* **Try it**
Report each line below that carries the word "https".

═══ Input data ═══

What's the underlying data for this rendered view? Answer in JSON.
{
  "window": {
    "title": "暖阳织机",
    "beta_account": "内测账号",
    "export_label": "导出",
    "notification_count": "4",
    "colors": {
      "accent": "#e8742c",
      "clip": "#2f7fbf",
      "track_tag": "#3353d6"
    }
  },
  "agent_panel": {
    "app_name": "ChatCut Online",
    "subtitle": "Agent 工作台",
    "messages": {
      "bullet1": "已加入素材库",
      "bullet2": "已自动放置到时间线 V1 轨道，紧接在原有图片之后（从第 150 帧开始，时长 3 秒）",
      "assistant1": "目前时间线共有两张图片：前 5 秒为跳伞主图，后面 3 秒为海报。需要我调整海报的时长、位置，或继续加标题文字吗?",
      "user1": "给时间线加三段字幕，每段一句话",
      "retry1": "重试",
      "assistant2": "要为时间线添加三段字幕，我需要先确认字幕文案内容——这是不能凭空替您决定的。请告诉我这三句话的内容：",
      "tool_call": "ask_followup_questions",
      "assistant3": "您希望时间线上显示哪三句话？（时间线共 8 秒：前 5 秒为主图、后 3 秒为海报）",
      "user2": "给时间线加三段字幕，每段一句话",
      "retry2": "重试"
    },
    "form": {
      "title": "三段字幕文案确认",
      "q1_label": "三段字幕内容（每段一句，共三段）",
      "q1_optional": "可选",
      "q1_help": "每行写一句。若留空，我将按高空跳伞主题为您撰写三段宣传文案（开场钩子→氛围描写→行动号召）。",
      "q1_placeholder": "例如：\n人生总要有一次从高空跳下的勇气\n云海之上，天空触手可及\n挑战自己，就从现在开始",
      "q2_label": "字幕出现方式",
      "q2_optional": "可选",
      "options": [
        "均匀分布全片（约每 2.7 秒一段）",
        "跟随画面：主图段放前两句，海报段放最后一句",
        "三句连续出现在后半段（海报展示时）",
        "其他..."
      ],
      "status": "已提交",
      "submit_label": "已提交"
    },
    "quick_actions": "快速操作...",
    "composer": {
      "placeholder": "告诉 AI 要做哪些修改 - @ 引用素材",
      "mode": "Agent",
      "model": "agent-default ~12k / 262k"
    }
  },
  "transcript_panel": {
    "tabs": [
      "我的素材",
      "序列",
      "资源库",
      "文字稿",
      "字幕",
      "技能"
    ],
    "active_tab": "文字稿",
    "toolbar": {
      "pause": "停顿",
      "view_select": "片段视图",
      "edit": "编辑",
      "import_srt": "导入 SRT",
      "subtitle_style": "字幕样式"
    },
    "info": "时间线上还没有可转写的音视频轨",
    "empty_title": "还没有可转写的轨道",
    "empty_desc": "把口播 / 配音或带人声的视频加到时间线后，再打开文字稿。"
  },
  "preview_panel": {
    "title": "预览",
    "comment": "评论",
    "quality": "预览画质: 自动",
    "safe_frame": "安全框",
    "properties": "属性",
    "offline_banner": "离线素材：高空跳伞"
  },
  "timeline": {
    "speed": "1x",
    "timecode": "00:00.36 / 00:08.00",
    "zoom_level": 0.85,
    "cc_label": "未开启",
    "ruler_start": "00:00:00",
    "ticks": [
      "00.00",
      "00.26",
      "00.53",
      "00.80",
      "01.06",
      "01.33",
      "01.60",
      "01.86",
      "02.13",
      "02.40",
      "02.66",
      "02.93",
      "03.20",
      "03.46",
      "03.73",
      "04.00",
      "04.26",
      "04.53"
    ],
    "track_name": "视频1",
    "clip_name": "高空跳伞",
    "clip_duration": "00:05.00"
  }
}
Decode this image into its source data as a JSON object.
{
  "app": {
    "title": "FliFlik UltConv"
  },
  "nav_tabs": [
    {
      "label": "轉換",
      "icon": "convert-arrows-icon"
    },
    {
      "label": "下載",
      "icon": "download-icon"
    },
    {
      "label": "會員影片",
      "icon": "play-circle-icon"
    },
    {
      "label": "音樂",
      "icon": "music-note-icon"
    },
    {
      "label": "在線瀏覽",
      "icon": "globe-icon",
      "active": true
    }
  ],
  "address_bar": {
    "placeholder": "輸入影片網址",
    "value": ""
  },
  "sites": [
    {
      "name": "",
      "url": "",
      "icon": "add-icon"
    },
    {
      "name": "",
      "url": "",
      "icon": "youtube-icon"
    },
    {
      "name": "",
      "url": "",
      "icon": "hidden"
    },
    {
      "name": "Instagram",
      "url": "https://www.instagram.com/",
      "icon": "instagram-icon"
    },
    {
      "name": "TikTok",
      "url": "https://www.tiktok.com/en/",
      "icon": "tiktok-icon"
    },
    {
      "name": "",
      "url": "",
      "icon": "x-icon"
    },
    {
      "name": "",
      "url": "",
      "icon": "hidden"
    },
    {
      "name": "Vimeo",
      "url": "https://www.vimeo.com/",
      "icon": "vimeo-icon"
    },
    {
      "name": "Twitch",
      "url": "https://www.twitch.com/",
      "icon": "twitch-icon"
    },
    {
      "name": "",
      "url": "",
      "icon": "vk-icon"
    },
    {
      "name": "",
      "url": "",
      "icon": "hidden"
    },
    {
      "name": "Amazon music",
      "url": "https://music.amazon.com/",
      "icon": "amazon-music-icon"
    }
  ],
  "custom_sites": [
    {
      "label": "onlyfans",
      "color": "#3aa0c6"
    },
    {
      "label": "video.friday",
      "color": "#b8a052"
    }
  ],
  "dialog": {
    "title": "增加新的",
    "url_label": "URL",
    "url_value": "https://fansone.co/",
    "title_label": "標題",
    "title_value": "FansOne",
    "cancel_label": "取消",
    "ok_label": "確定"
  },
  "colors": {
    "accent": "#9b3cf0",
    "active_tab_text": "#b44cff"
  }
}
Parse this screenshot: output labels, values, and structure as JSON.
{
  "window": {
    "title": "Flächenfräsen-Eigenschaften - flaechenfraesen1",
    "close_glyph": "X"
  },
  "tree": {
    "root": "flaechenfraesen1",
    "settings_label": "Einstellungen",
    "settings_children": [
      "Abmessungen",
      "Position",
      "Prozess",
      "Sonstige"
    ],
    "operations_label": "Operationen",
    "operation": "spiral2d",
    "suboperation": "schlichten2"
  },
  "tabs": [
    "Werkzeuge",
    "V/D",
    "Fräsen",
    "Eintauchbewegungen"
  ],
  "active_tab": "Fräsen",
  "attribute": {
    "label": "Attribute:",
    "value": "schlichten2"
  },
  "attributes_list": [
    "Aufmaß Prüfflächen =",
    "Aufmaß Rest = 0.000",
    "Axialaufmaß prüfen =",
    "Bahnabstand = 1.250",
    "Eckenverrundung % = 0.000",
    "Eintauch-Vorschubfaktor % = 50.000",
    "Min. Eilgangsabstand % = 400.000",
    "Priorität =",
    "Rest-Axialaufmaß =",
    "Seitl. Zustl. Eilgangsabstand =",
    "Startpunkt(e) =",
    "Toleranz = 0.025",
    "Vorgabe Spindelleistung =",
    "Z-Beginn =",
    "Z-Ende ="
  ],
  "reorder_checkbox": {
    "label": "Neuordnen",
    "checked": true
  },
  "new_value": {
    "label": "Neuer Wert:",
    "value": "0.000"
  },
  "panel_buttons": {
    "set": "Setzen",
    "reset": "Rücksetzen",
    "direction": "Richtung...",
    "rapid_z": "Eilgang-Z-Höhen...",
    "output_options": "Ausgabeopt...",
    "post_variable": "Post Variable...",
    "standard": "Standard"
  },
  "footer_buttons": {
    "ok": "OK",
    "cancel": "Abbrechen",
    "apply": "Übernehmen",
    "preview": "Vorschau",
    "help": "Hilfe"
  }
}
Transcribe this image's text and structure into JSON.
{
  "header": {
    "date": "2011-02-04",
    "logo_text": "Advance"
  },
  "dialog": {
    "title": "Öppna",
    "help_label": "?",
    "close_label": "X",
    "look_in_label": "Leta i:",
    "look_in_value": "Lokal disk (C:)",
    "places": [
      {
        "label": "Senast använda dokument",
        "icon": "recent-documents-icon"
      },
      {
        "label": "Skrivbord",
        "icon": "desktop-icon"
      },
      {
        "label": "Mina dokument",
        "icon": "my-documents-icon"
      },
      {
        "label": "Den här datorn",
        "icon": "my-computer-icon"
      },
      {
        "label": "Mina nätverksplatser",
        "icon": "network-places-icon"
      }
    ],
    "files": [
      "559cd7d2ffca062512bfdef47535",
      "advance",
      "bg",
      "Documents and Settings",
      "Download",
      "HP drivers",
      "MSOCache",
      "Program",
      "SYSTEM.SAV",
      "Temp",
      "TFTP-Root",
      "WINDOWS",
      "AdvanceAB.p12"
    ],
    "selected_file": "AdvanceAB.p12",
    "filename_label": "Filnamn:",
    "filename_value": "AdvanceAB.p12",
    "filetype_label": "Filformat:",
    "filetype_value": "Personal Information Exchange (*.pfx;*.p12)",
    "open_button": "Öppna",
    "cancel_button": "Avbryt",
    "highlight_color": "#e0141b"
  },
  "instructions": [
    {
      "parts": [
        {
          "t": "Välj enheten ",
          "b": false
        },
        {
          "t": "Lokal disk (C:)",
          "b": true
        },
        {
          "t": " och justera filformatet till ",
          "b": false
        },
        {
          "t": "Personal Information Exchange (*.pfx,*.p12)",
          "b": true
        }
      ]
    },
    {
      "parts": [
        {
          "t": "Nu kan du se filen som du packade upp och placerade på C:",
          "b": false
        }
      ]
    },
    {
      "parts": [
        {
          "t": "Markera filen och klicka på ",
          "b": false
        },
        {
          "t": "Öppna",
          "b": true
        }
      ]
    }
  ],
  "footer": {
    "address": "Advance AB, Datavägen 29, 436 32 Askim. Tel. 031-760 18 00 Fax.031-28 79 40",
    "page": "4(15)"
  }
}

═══

* **Response below**
      "url": "https://www.instagram.com/",
      "url": "https://www.tiktok.com/en/",
      "url": "https://www.vimeo.com/",
      "url": "https://www.twitch.com/",
      "url": "https://music.amazon.com/",
    "url_value": "https://fansone.co/",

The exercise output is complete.